START Source material

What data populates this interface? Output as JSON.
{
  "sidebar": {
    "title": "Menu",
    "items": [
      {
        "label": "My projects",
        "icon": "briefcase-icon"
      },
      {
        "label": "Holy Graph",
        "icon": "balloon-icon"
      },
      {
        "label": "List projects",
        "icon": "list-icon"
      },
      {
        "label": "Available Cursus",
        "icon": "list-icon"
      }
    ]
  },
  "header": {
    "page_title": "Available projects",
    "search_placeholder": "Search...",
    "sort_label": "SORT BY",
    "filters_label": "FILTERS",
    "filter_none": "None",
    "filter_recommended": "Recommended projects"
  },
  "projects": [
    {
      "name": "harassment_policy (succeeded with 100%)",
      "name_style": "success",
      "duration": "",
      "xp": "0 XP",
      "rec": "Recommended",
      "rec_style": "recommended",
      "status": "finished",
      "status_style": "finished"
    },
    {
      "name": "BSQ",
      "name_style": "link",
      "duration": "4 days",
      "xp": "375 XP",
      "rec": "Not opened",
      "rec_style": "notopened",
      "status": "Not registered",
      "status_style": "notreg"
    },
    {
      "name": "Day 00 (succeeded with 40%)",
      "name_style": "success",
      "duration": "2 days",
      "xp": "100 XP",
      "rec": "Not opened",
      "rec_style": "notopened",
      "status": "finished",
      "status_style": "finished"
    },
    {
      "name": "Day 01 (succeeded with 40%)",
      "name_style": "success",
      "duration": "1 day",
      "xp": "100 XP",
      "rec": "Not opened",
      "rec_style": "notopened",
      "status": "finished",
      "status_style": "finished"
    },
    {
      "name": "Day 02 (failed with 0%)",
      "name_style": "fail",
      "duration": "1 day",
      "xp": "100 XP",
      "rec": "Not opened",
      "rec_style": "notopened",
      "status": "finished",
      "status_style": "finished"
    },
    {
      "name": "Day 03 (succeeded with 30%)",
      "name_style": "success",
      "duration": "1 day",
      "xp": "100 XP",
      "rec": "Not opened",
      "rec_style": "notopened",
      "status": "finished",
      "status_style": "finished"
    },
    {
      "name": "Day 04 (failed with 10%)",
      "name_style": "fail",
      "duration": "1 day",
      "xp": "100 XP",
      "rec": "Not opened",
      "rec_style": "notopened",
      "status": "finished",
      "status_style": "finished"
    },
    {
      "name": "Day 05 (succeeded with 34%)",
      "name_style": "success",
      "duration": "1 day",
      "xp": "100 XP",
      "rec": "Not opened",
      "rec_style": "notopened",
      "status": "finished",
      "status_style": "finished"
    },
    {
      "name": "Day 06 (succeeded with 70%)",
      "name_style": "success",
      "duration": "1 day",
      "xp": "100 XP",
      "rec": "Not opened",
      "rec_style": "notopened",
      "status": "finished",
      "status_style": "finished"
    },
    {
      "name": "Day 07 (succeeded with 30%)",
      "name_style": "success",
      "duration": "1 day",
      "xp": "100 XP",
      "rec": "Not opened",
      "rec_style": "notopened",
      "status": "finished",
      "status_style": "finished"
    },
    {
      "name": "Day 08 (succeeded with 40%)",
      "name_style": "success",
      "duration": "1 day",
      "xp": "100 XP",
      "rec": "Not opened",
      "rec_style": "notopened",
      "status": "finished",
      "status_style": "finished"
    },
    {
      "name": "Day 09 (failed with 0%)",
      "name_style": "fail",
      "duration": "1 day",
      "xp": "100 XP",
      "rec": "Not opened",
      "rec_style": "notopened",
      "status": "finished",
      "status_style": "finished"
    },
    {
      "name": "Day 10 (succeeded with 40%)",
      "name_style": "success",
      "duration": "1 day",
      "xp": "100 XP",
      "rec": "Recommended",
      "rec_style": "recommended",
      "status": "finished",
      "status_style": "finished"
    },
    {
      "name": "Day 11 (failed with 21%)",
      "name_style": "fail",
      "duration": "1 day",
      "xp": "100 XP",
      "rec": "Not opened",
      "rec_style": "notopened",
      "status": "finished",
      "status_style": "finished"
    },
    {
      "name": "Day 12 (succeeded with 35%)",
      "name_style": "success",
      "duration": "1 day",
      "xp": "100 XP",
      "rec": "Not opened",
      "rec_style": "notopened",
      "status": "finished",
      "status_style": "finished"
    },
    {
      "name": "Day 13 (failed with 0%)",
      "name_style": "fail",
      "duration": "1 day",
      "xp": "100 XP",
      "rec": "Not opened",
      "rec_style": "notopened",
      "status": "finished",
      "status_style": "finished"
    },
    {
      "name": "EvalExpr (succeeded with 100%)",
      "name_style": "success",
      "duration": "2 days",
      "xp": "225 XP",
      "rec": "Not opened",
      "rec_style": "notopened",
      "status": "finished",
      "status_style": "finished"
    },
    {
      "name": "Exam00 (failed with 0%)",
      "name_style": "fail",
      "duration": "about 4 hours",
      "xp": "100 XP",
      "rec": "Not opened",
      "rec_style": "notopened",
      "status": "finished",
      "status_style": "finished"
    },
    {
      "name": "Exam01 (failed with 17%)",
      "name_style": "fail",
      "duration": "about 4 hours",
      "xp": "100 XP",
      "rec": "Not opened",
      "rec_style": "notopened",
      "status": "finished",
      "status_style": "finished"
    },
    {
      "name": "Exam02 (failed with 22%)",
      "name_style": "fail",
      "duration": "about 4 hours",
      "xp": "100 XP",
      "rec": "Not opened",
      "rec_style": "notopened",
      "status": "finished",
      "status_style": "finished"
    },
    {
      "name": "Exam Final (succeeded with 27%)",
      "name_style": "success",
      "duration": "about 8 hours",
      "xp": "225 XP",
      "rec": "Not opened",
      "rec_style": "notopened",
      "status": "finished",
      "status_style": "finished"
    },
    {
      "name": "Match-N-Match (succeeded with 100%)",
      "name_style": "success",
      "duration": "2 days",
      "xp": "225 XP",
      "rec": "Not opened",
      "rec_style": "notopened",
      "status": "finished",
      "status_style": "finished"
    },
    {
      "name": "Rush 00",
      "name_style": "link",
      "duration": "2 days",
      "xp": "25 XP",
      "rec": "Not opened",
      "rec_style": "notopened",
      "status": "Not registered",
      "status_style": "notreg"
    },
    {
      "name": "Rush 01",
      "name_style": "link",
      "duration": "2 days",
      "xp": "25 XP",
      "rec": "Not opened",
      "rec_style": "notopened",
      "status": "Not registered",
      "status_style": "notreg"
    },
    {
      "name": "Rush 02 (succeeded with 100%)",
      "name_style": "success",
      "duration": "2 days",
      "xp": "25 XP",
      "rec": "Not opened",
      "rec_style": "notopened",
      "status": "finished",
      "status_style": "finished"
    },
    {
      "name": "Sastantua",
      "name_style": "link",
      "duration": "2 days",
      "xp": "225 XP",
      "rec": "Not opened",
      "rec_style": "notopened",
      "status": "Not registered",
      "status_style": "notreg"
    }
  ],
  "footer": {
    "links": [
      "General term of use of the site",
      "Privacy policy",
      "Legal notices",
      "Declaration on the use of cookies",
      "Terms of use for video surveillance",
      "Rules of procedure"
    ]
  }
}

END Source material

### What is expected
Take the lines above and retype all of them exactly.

### Output for this task
What data populates this interface? Output as JSON.
{
  "sidebar": {
    "title": "Menu",
    "items": [
      {
        "label": "My projects",
        "icon": "briefcase-icon"
      },
      {
        "label": "Holy Graph",
        "icon": "balloon-icon"
      },
      {
        "label": "List projects",
        "icon": "list-icon"
      },
      {
        "label": "Available Cursus",
        "icon": "list-icon"
      }
    ]
  },
  "header": {
    "page_title": "Available projects",
    "search_placeholder": "Search...",
    "sort_label": "SORT BY",
    "filters_label": "FILTERS",
    "filter_none": "None",
    "filter_recommended": "Recommended projects"
  },
  "projects": [
    {
      "name": "harassment_policy (succeeded with 100%)",
      "name_style": "success",
      "duration": "",
      "xp": "0 XP",
      "rec": "Recommended",
      "rec_style": "recommended",
      "status": "finished",
      "status_style": "finished"
    },
    {
      "name": "BSQ",
      "name_style": "link",
      "duration": "4 days",
      "xp": "375 XP",
      "rec": "Not opened",
      "rec_style": "notopened",
      "status": "Not registered",
      "status_style": "notreg"
    },
    {
      "name": "Day 00 (succeeded with 40%)",
      "name_style": "success",
      "duration": "2 days",
      "xp": "100 XP",
      "rec": "Not opened",
      "rec_style": "notopened",
      "status": "finished",
      "status_style": "finished"
    },
    {
      "name": "Day 01 (succeeded with 40%)",
      "name_style": "success",
      "duration": "1 day",
      "xp": "100 XP",
      "rec": "Not opened",
      "rec_style": "notopened",
      "status": "finished",
      "status_style": "finished"
    },
    {
      "name": "Day 02 (failed with 0%)",
      "name_style": "fail",
      "duration": "1 day",
      "xp": "100 XP",
      "rec": "Not opened",
      "rec_style": "notopened",
      "status": "finished",
      "status_style": "finished"
    },
    {
      "name": "Day 03 (succeeded with 30%)",
      "name_style": "success",
      "duration": "1 day",
      "xp": "100 XP",
      "rec": "Not opened",
      "rec_style": "notopened",
      "status": "finished",
      "status_style": "finished"
    },
    {
      "name": "Day 04 (failed with 10%)",
      "name_style": "fail",
      "duration": "1 day",
      "xp": "100 XP",
      "rec": "Not opened",
      "rec_style": "notopened",
      "status": "finished",
      "status_style": "finished"
    },
    {
      "name": "Day 05 (succeeded with 34%)",
      "name_style": "success",
      "duration": "1 day",
      "xp": "100 XP",
      "rec": "Not opened",
      "rec_style": "notopened",
      "status": "finished",
      "status_style": "finished"
    },
    {
      "name": "Day 06 (succeeded with 70%)",
      "name_style": "success",
      "duration": "1 day",
      "xp": "100 XP",
      "rec": "Not opened",
      "rec_style": "notopened",
      "status": "finished",
      "status_style": "finished"
    },
    {
      "name": "Day 07 (succeeded with 30%)",
      "name_style": "success",
      "duration": "1 day",
      "xp": "100 XP",
      "rec": "Not opened",
      "rec_style": "notopened",
      "status": "finished",
      "status_style": "finished"
    },
    {
      "name": "Day 08 (succeeded with 40%)",
      "name_style": "success",
      "duration": "1 day",
      "xp": "100 XP",
      "rec": "Not opened",
      "rec_style": "notopened",
      "status": "finished",
      "status_style": "finished"
    },
    {
      "name": "Day 09 (failed with 0%)",
      "name_style": "fail",
      "duration": "1 day",
      "xp": "100 XP",
      "rec": "Not opened",
      "rec_style": "notopened",
      "status": "finished",
      "status_style": "finished"
    },
    {
      "name": "Day 10 (succeeded with 40%)",
      "name_style": "success",
      "duration": "1 day",
      "xp": "100 XP",
      "rec": "Recommended",
      "rec_style": "recommended",
      "status": "finished",
      "status_style": "finished"
    },
    {
      "name": "Day 11 (failed with 21%)",
      "name_style": "fail",
      "duration": "1 day",
      "xp": "100 XP",
      "rec": "Not opened",
      "rec_style": "notopened",
      "status": "finished",
      "status_style": "finished"
    },
    {
      "name": "Day 12 (succeeded with 35%)",
      "name_style": "success",
      "duration": "1 day",
      "xp": "100 XP",
      "rec": "Not opened",
      "rec_style": "notopened",
      "status": "finished",
      "status_style": "finished"
    },
    {
      "name": "Day 13 (failed with 0%)",
      "name_style": "fail",
      "duration": "1 day",
      "xp": "100 XP",
      "rec": "Not opened",
      "rec_style": "notopened",
      "status": "finished",
      "status_style": "finished"
    },
    {
      "name": "EvalExpr (succeeded with 100%)",
      "name_style": "success",
      "duration": "2 days",
      "xp": "225 XP",
      "rec": "Not opened",
      "rec_style": "notopened",
      "status": "finished",
      "status_style": "finished"
    },
    {
      "name": "Exam00 (failed with 0%)",
      "name_style": "fail",
      "duration": "about 4 hours",
      "xp": "100 XP",
      "rec": "Not opened",
      "rec_style": "notopened",
      "status": "finished",
      "status_style": "finished"
    },
    {
      "name": "Exam01 (failed with 17%)",
      "name_style": "fail",
      "duration": "about 4 hours",
      "xp": "100 XP",
      "rec": "Not opened",
      "rec_style": "notopened",
      "status": "finished",
      "status_style": "finished"
    },
    {
      "name": "Exam02 (failed with 22%)",
      "name_style": "fail",
      "duration": "about 4 hours",
      "xp": "100 XP",
      "rec": "Not opened",
      "rec_style": "notopened",
      "status": "finished",
      "status_style": "finished"
    },
    {
      "name": "Exam Final (succeeded with 27%)",
      "name_style": "success",
      "duration": "about 8 hours",
      "xp": "225 XP",
      "rec": "Not opened",
      "rec_style": "notopened",
      "status": "finished",
      "status_style": "finished"
    },
    {
      "name": "Match-N-Match (succeeded with 100%)",
      "name_style": "success",
      "duration": "2 days",
      "xp": "225 XP",
      "rec": "Not opened",
      "rec_style": "notopened",
      "status": "finished",
      "status_style": "finished"
    },
    {
      "name": "Rush 00",
      "name_style": "link",
      "duration": "2 days",
      "xp": "25 XP",
      "rec": "Not opened",
      "rec_style": "notopened",
      "status": "Not registered",
      "status_style": "notreg"
    },
    {
      "name": "Rush 01",
      "name_style": "link",
      "duration": "2 days",
      "xp": "25 XP",
      "rec": "Not opened",
      "rec_style": "notopened",
      "status": "Not registered",
      "status_style": "notreg"
    },
    {
      "name": "Rush 02 (succeeded with 100%)",
      "name_style": "success",
      "duration": "2 days",
      "xp": "25 XP",
      "rec": "Not opened",
      "rec_style": "notopened",
      "status": "finished",
      "status_style": "finished"
    },
    {
      "name": "Sastantua",
      "name_style": "link",
      "duration": "2 days",
      "xp": "225 XP",
      "rec": "Not opened",
      "rec_style": "notopened",
      "status": "Not registered",
      "status_style": "notreg"
    }
  ],
  "footer": {
    "links": [
      "General term of use of the site",
      "Privacy policy",
      "Legal notices",
      "Declaration on the use of cookies",
      "Terms of use for video surveillance",
      "Rules of procedure"
    ]
  }
}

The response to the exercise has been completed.